Sam Weaver and Suzanne Jones: Why we still support the muniPublished on: Saturday, September 23, 2017
We are going to vote “Yes” on city measures 2L, 2O, and 2P (2L-O-P) this election. We hope you will join us.
Since voters approved the exploration of a city-run electric utility (muni) in 2011, Boulder has taken concrete steps towards establishing our own muni, like ones that 29 other Colorado cities operate. A clean-energy muni will enable Boulder to reach its goals of 100 percent renewable electricity, 80 percent carbon emissions reduction, and improved democratic input into local grid management, clean power generation, and the potential for public broadband internet service. The Public Utilities Commission (PUC) recently provided a viable process to separate Boulder’s grid system from Xcel’s. If Boulder voters pass 2L-O-P, we will soon have a chance to consider the full costs and benefits of running our own electricity system, and a guaranteed future vote on that package with complete information.
The choice regarding separation from Xcel is a generational decision on par with previous landmark Boulder initiatives such as setting growth boundaries, creating our open space system, establishing the Pearl Street Mall, and limiting building heights. As we contemplate taking this significant step to enable local decision-making about our energy, we must consider the impact of this choice for generations into the future, not just over the next few years. Because of the way electricity is regulated in Colorado, being a part of the Xcel system greatly limits what choices are available to city residents. With a muni, Boulder residents and businesses would have much more freedom to pioneer creative solutions to clean energy delivery within the city.
Existing limits to the deployment of customer-sited solar and storage could be removed, and local businesses could sell excess energy from their solar system to their neighbors. Decision-making about how to operate our grid would become much more transparent and accessible. Perverse incentives that cause private utilities to oppose widespread behind-the-meter energy generation and storage would disappear.
Another benefit to passing 2L-O-P is that munis in Colorado generally have high service reliability. Fort Collins’ city-run electric utility has five times higher reliability than Xcel, and with Longmont’s public utility, customers are without power half the time of an average Boulder customer. These cities are more able to weather the wet spring storms that bring down tree limbs onto power lines. When repairs are needed due to a major event, crews from all over converge to help restore power based on mutual aid agreements between power suppliers, both public and private. Like these other cities’ service, a Boulder muni would likely be more reliable than Xcel over time. It is also likely to be cheaper in the long run, as munis on average charge rates 15 percent less than investor-owned utilities.

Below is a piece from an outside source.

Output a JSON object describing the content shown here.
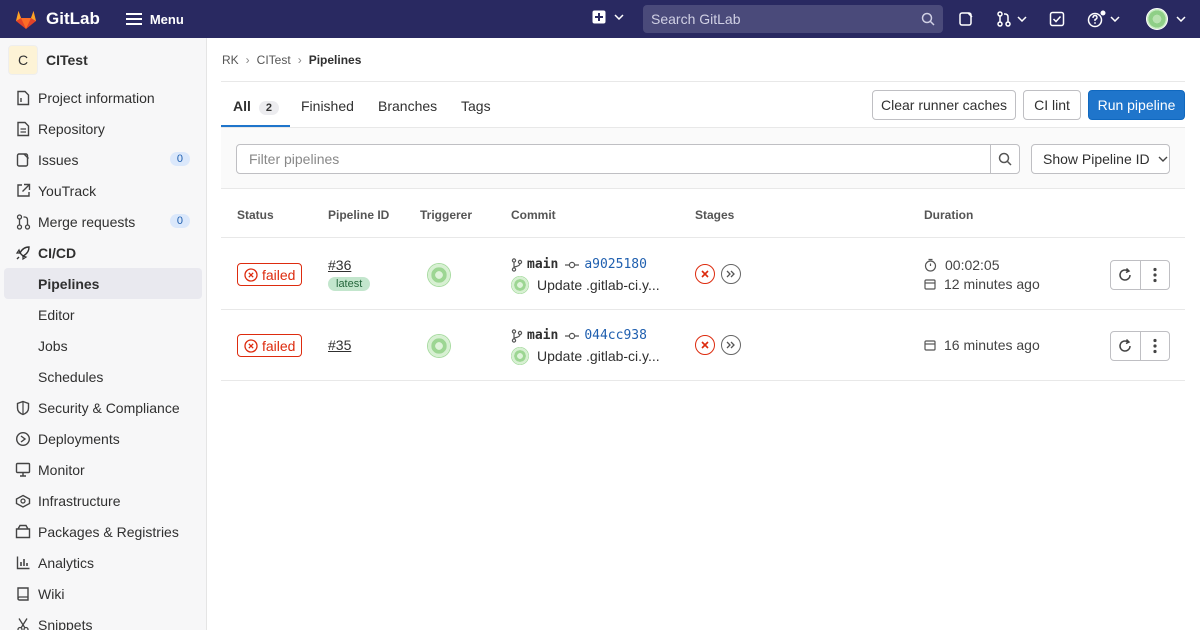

So far, we have described three major reasons for continuing our muni exploration: democratization, decentralization, and greater reliability. But the greatest reason for a muni is decarbonization. Xcel recently announced that one of its possible paths, subject to PUC direction, is a move to more wind energy backed by natural gas. This may get them to 55 percent renewable electricity by 2026. While that is laudable (if it happens), it is not enough; 100 percent is our goal. As extreme weather events such as hurricanes Harvey, Irma, and Maria increase in number and impact, causing extreme misery and death, scientists give us a clear mandate: 80 percent carbon reduction by 2050. Climate change is an existential threat whose heaviest blows will fall on future generations. Many believe that Boulder has helped move Xcel’s thinking with our firm commitment to 100 percent renewables. Without the muni effort, we would not have had nearly the attention we have received from Xcel. Whatever happens, keeping the pressure on Xcel for rapid change is critical in this moment. Every year, over $30 million in pre-tax profits leave Boulder to head to Xcel’s Minneapolis headquarters. In contrast, the entire process of navigating roadblocks to municipalization, including the system engineering and design that will be funded with passage of 2L-O-P, will total $32 million — about a single years’ profit paid from Boulderites to Xcel.
Systemic change is hard. Moving ahead with the muni will allow Boulder to unleash the power of market innovation to build an electrical grid that is more resilient, clean, and open than what we currently have or will likely ever see from Xcel. This will be good for future generations of Boulderites, who have to prepare for the coming storms, as well as generate power in a manner that does not make the fires and floods worse.
This Letter to the Editor appeared in the Daily Camera.